|Jihočeský kraj||South Bohemia (České Budějovice) region|
Tábor is situated at an elevation of 450 m on on a steep hill above the river Lužnice (Luschnitz, Lainsitz) in South Bohemia.
The forerunner of Tábor was a settlement called Hradištì, founded in the 13th century. Tábor itself was founded by the Hussites in 1420
on a hill above the river, and originally received the name Hradištì of Mount Tábor. After the defeat of the Táborites in the Battle of Lipany in 1434,
the community signed a contract with Emperor Sigismund, who granted Tábor the privileges of a Royal Town in the following year.
The town's fortifications, going back to the Hussites, once were among the strongest of the country. The barbican is said to be an invention of the Hussites.
Tábor also is famous for the network of passages and cellars under the town which served as a refuge when the town was attacked or
during the frequent fires. After the Battle of the White Mountain (Bílá Hora, today part of Prague)
(1620), Tábor was invaded several times and became a poor town, so that the town

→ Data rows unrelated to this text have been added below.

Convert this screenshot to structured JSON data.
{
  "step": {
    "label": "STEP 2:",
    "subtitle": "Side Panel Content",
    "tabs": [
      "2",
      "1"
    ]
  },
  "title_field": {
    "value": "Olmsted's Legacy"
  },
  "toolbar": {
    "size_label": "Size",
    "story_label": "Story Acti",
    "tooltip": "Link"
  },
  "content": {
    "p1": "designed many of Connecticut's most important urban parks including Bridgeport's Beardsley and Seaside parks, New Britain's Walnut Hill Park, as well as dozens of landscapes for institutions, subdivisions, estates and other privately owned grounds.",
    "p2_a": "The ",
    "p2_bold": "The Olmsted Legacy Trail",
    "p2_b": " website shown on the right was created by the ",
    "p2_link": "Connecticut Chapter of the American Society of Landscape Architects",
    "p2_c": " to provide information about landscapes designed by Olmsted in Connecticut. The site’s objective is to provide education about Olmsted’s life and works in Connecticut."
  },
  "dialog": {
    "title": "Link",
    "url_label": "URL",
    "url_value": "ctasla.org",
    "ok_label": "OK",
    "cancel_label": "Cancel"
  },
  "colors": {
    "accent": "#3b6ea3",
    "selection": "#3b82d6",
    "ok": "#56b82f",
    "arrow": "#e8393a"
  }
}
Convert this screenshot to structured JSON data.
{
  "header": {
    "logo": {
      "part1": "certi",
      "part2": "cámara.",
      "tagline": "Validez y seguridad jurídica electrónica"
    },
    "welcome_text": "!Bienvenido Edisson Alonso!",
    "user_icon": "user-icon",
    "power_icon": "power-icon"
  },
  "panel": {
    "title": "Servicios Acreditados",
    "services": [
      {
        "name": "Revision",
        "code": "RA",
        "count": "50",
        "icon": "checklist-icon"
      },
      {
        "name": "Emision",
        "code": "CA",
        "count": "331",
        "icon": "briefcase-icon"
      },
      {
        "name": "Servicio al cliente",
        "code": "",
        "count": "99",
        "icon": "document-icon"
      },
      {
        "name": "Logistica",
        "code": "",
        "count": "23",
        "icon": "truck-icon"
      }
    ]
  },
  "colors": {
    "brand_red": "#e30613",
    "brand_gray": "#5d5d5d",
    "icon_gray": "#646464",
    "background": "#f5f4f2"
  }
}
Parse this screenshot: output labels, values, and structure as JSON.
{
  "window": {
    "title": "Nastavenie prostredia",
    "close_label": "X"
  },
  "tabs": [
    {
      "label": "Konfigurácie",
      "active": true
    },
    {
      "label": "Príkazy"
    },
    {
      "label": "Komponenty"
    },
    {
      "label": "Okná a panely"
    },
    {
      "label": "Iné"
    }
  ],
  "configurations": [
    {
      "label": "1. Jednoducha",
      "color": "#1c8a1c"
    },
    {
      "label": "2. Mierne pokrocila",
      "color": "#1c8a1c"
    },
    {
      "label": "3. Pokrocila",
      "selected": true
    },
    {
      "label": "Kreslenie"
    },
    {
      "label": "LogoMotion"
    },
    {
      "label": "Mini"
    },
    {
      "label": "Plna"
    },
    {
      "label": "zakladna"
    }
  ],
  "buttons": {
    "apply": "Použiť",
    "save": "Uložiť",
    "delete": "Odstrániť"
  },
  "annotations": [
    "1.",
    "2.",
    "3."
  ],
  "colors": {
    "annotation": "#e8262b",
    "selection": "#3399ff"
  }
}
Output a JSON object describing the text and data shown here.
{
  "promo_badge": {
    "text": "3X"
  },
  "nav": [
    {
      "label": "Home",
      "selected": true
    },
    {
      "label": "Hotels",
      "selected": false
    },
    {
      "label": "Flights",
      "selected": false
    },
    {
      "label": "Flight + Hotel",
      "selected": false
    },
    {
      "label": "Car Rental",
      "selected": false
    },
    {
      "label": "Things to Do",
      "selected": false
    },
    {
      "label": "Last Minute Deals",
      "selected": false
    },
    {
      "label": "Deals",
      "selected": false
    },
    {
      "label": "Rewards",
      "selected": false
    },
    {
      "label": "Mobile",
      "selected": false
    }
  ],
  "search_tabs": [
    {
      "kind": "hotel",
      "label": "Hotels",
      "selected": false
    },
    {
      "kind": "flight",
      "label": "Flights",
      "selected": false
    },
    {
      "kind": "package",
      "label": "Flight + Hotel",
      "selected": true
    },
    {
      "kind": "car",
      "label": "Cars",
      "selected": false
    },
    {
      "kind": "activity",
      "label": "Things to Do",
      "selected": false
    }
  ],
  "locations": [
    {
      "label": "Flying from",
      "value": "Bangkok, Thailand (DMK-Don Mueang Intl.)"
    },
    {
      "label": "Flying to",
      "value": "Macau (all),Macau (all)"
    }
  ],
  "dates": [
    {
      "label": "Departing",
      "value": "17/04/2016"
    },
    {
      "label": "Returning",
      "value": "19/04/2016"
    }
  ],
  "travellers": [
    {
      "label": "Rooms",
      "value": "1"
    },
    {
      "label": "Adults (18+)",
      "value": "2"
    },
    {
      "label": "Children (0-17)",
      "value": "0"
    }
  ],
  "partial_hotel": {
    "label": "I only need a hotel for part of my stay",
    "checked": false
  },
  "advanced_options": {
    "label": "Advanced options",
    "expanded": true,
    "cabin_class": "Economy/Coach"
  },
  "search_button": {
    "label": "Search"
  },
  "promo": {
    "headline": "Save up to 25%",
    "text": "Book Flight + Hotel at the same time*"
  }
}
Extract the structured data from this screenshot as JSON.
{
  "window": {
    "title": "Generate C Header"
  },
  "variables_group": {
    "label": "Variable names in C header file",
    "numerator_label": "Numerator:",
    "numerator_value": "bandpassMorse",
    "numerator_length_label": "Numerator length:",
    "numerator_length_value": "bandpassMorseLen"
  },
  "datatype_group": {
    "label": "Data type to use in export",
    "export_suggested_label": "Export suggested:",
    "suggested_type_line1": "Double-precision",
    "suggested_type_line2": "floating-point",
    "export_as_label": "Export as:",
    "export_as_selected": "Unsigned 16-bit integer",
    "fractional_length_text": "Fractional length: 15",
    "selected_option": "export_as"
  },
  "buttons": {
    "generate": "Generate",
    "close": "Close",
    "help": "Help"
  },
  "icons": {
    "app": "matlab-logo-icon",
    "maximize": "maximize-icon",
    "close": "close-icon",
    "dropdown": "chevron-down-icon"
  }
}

preserved most of its many Renaissance houses and façades.